cross each other. What is the least number of crossings you can
make? And the greatest?
Can you work out the arrangement of the digits in the square so
that the given products are correct? The numbers 1 - 9 may be used
once and once only.
There are a number of coins on a table.
One quarter of the coins show heads.
If I turn over 2 coins, then one third show heads. How many coins are there altogether?
Can you work out what size grid you need to read our secret message?
Can you predict when you'll be clapping and when you'll be clicking
if you start this rhythm? How about when a friend begins a new
rhythm at the same time?
A game for two people, or play online. Given a target number, say 23, and a range of numbers to choose from, say 1-4, players take it in turns to add to the running total to hit their target.
Factor track is not a race but a game of skill.

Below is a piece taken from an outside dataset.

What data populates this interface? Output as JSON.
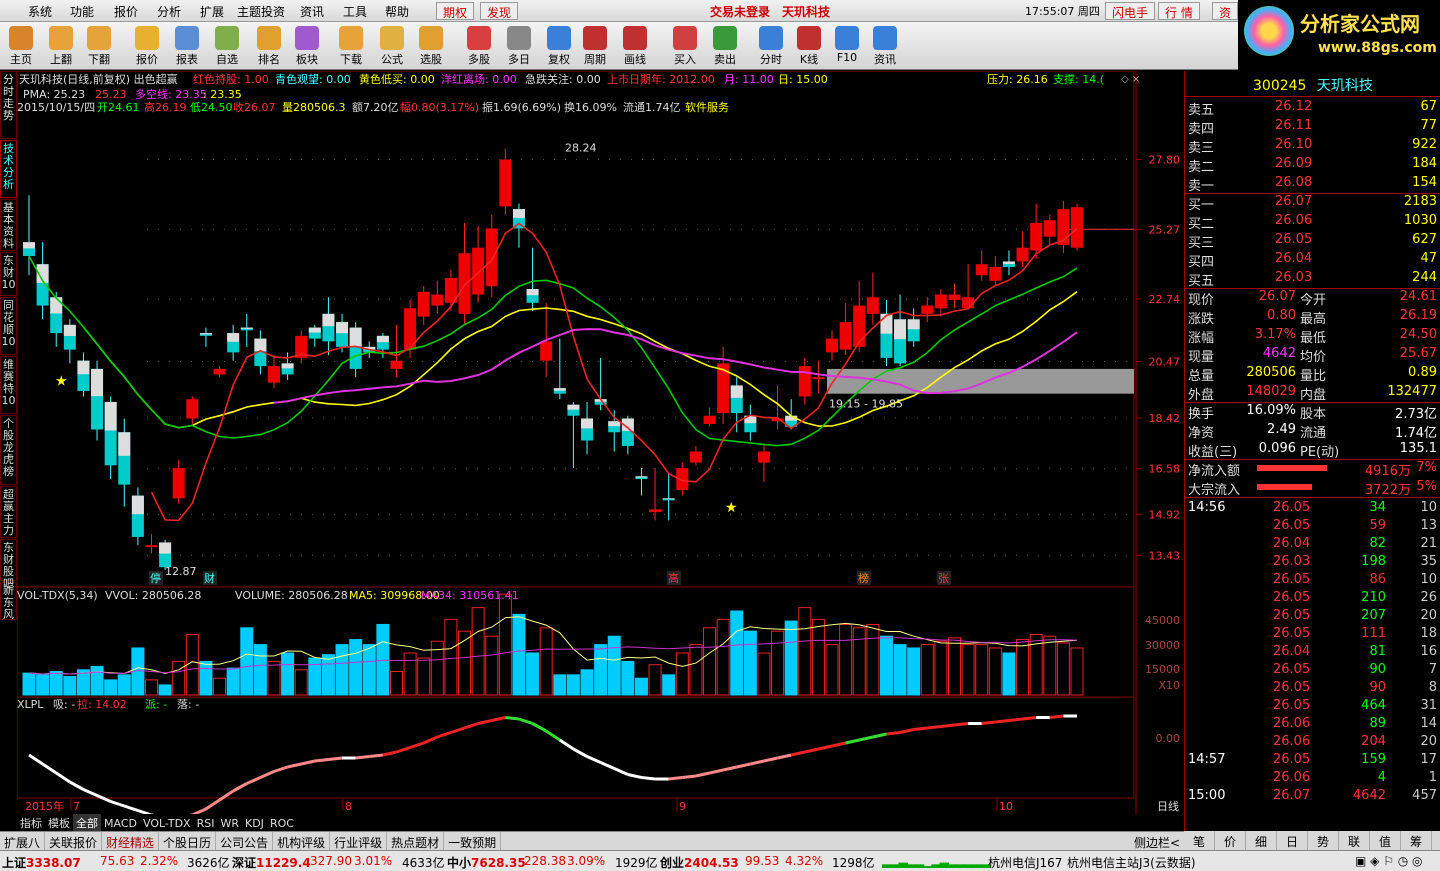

The idea is to go
round the track in as few moves as possible, keeping to the rules.
How can you use just one weighing to find out which box contains
the lighter ten coins out of the ten boxes?
Find some examples of pairs of numbers such that their sum is a
factor of their product. eg. 4 + 12 = 16 and 4 × 12 = 48 and
16 is a factor of 48.
Suppose we allow ourselves to use three numbers less than 10 and
multiply them together. How many different products can you find?
How do you know you've got them all?
Look at three 'next door neighbours' amongst the counting numbers. Add them together. What do you notice?
A game in which players take it in turns to choose a number. Can you block your opponent?
A game for 2 people using a pack of cards Turn over 2 cards and try
to make an odd number or a multiple of 3.
Choose any 3 digits and make a 6 digit number by repeating the 3
digits in the same order (e.g. 594594). Explain why whatever digits
you choose the number will always be divisible by 7, 11 and 13.
Imagine a wheel with different markings painted on it at regular
intervals. Can you predict the colour of the 18th mark? The 100th